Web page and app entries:
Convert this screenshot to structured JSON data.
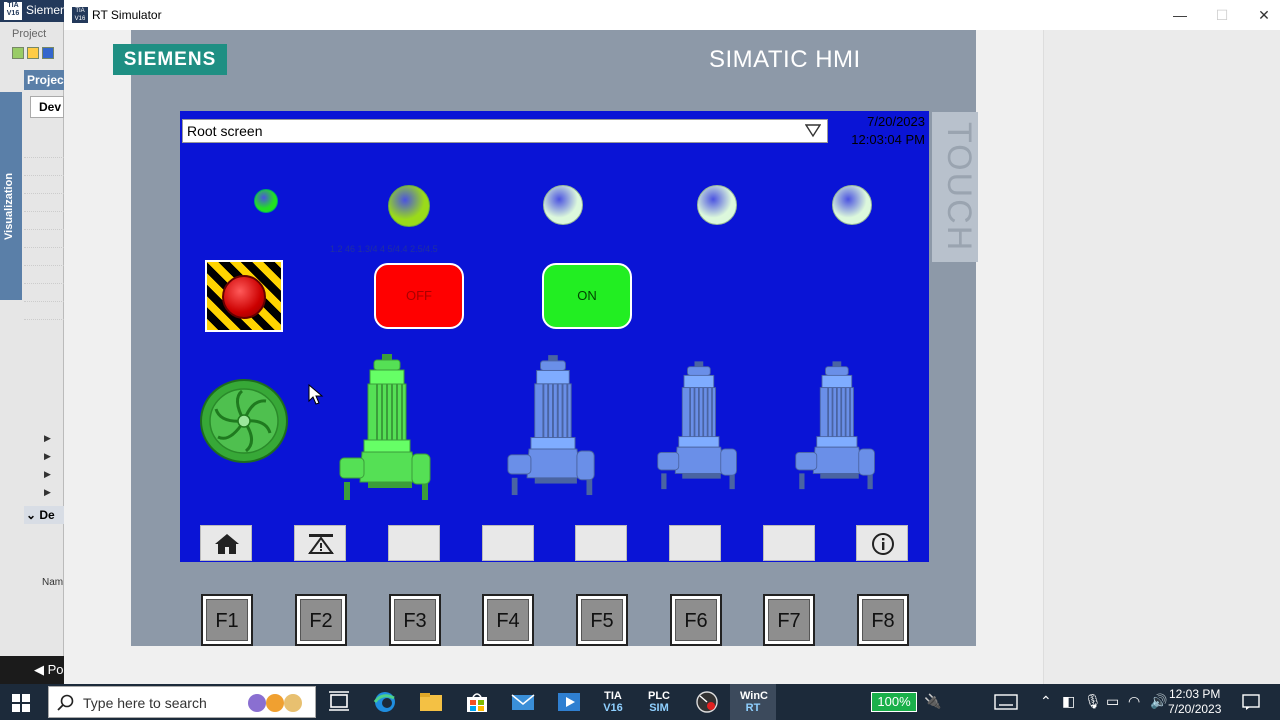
{
  "tia": {
    "app_title": "Siemens",
    "menu_project": "Project",
    "tree_header": "Projec",
    "visualization_label": "Visualization",
    "devices_tab": "Dev",
    "details_header": "De",
    "name_column": "Nam",
    "portal_view": "Po"
  },
  "window": {
    "title": "RT Simulator",
    "minimize": "—",
    "maximize": "☐",
    "close": "✕"
  },
  "hmi": {
    "brand": "SIEMENS",
    "panel_title": "SIMATIC HMI",
    "touch_label": "TOUCH",
    "screen_selector": "Root screen",
    "date": "7/20/2023",
    "time": "12:03:04 PM",
    "faint_label": "1.2 46 1.3/4 4 5/4.4 2.5/4.5",
    "estop_label": "",
    "off_button": "OFF",
    "on_button": "ON",
    "lamps": [
      {
        "state": "on",
        "color": "#22e022"
      },
      {
        "state": "on",
        "color": "#9adb1a"
      },
      {
        "state": "off",
        "color": "#dcf8dc"
      },
      {
        "state": "off",
        "color": "#dcf8dc"
      },
      {
        "state": "off",
        "color": "#dcf8dc"
      }
    ],
    "pumps": [
      {
        "state": "running",
        "color": "#55e055"
      },
      {
        "state": "stopped",
        "color": "#6a8fe8"
      },
      {
        "state": "stopped",
        "color": "#6a8fe8"
      },
      {
        "state": "stopped",
        "color": "#6a8fe8"
      }
    ],
    "softkeys": [
      "home-icon",
      "alarm-icon",
      "",
      "",
      "",
      "",
      "",
      "info-icon"
    ],
    "fkeys": [
      "F1",
      "F2",
      "F3",
      "F4",
      "F5",
      "F6",
      "F7",
      "F8"
    ]
  },
  "taskbar": {
    "search_placeholder": "Type here to search",
    "apps": [
      "TIA V16",
      "PLC SIM",
      "WinCC RT"
    ],
    "tia_line1": "TIA",
    "tia_line2": "V16",
    "plc_line1": "PLC",
    "plc_line2": "SIM",
    "wincc_line1": "WinC",
    "wincc_line2": "RT",
    "battery": "100%",
    "time": "12:03 PM",
    "date": "7/20/2023"
  }
}
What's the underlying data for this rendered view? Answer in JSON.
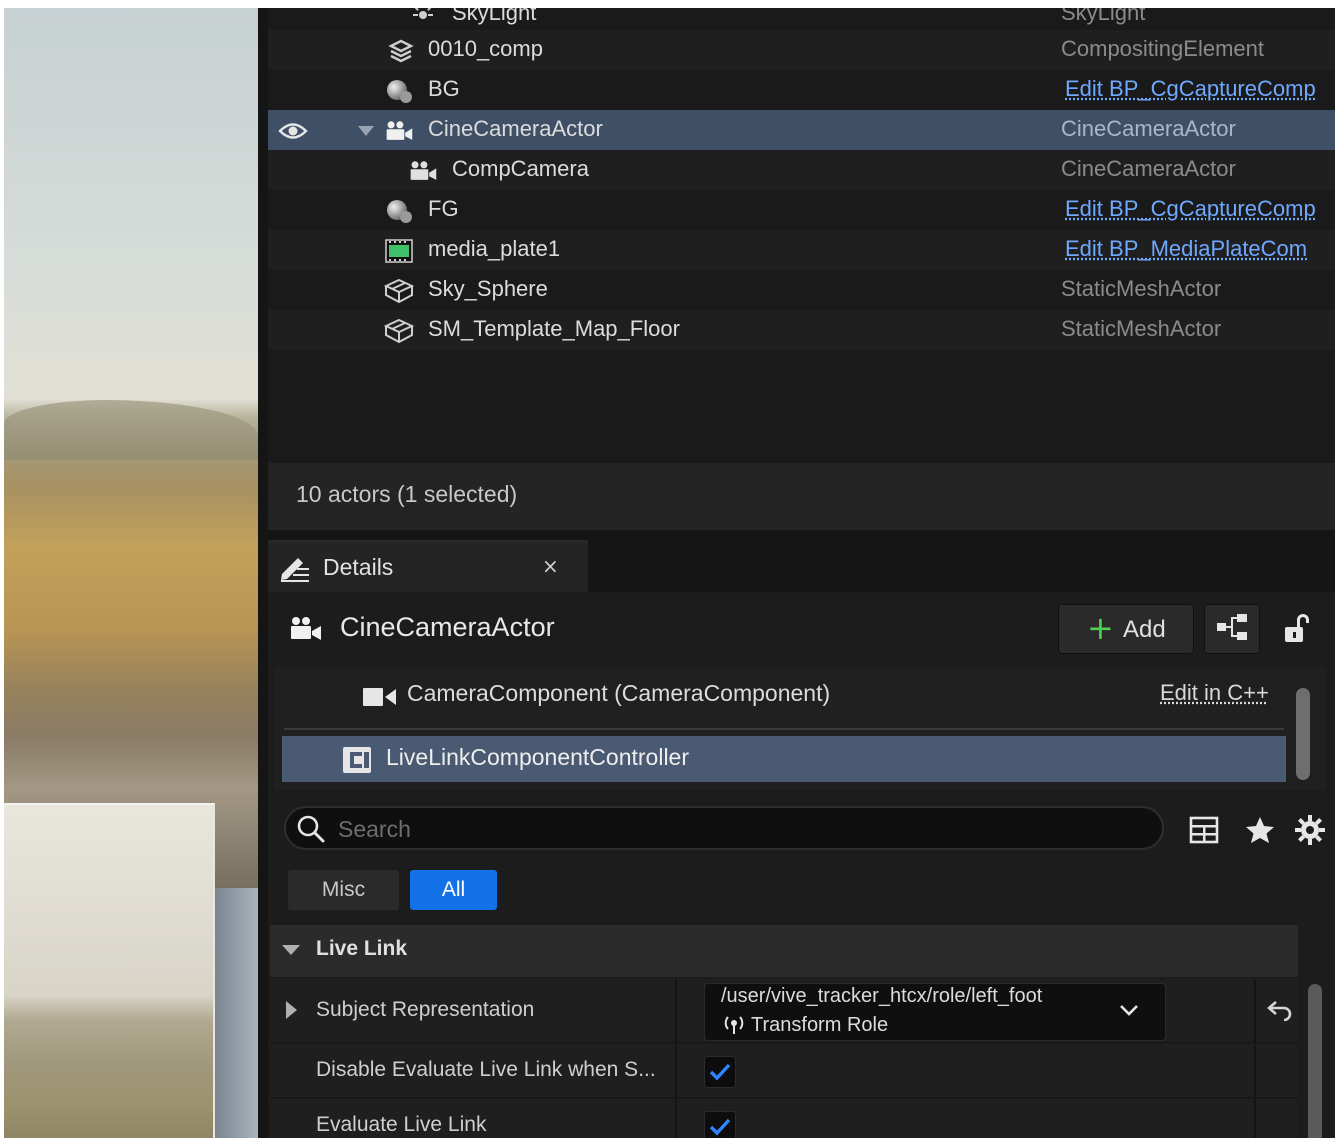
{
  "outliner": {
    "rows": [
      {
        "name": "SkyLight",
        "type": "SkyLight",
        "icon": "skylight-icon"
      },
      {
        "name": "0010_comp",
        "type": "CompositingElement",
        "icon": "layers-icon"
      },
      {
        "name": "BG",
        "type": "Edit BP_CgCaptureComp",
        "icon": "sphere-icon"
      },
      {
        "name": "CineCameraActor",
        "type": "CineCameraActor",
        "icon": "cine-camera-icon"
      },
      {
        "name": "CompCamera",
        "type": "CineCameraActor",
        "icon": "cine-camera-icon"
      },
      {
        "name": "FG",
        "type": "Edit BP_CgCaptureComp",
        "icon": "sphere-icon"
      },
      {
        "name": "media_plate1",
        "type": "Edit BP_MediaPlateCom",
        "icon": "media-plate-icon"
      },
      {
        "name": "Sky_Sphere",
        "type": "StaticMeshActor",
        "icon": "static-mesh-icon"
      },
      {
        "name": "SM_Template_Map_Floor",
        "type": "StaticMeshActor",
        "icon": "static-mesh-icon"
      }
    ],
    "status": "10 actors (1 selected)"
  },
  "details": {
    "tab_label": "Details",
    "tab_close": "×",
    "actor_name": "CineCameraActor",
    "add_label": "Add",
    "add_plus": "+",
    "components": {
      "camera": "CameraComponent (CameraComponent)",
      "edit_cpp": "Edit in C++",
      "controller": "LiveLinkComponentController"
    },
    "search_placeholder": "Search",
    "filters": {
      "misc": "Misc",
      "all": "All"
    },
    "category": "Live Link",
    "properties": {
      "subject_representation": {
        "label": "Subject Representation",
        "subject": "/user/vive_tracker_htcx/role/left_foot",
        "role": "Transform Role"
      },
      "disable_evaluate": {
        "label": "Disable Evaluate Live Link when S...",
        "checked": true
      },
      "evaluate": {
        "label": "Evaluate Live Link",
        "checked": true
      }
    }
  },
  "colors": {
    "accent": "#1472e8",
    "selection": "#3e4f66",
    "link": "#6fa8ff",
    "add_plus": "#4fcf4f"
  }
}
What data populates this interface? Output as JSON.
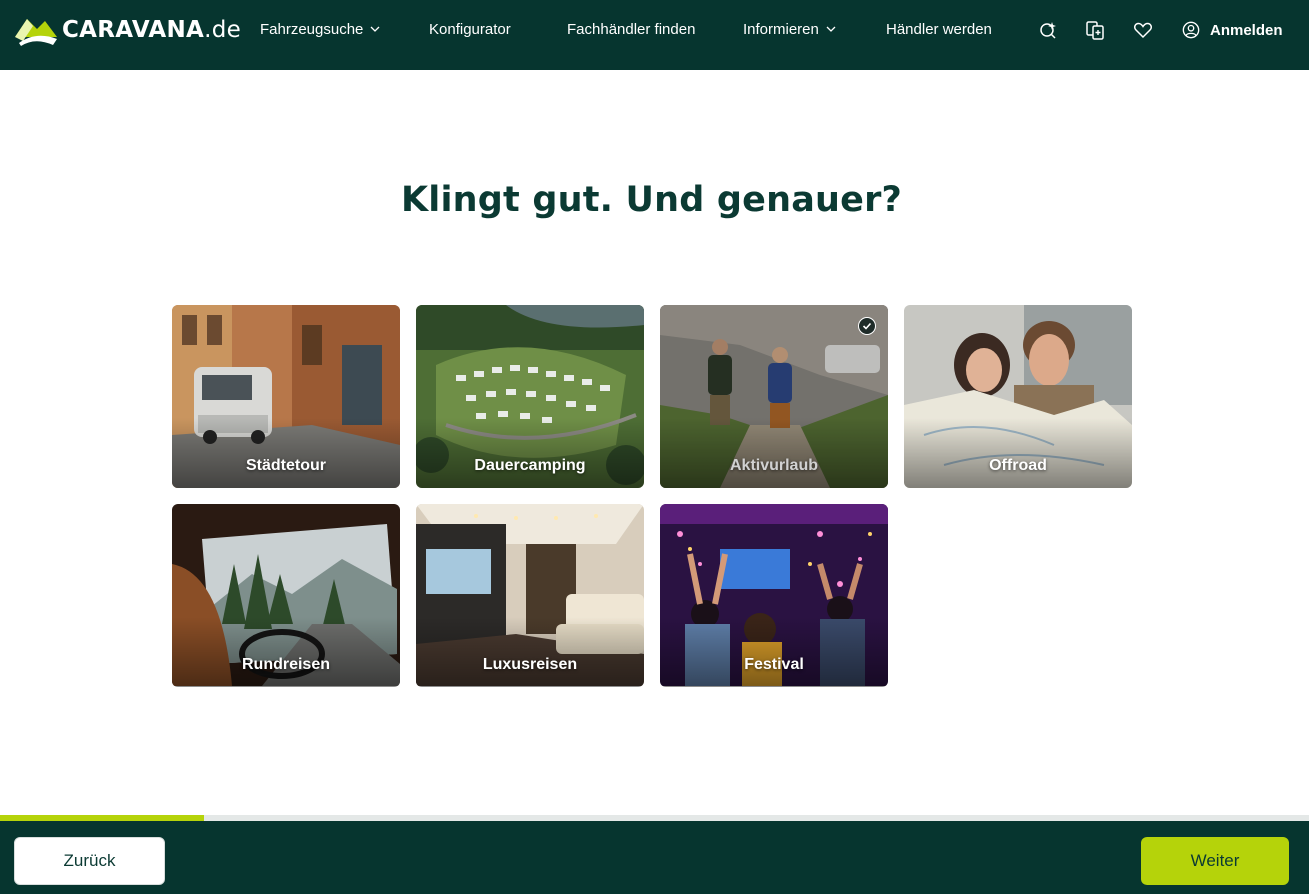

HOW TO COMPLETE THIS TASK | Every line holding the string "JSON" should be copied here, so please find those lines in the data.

ANSWER TO THE EXERCISE |
Convert this screenshot to structured JSON data.
What's the underlying data for this rendered view? Answer in JSON.
What data populates this interface? Output as JSON.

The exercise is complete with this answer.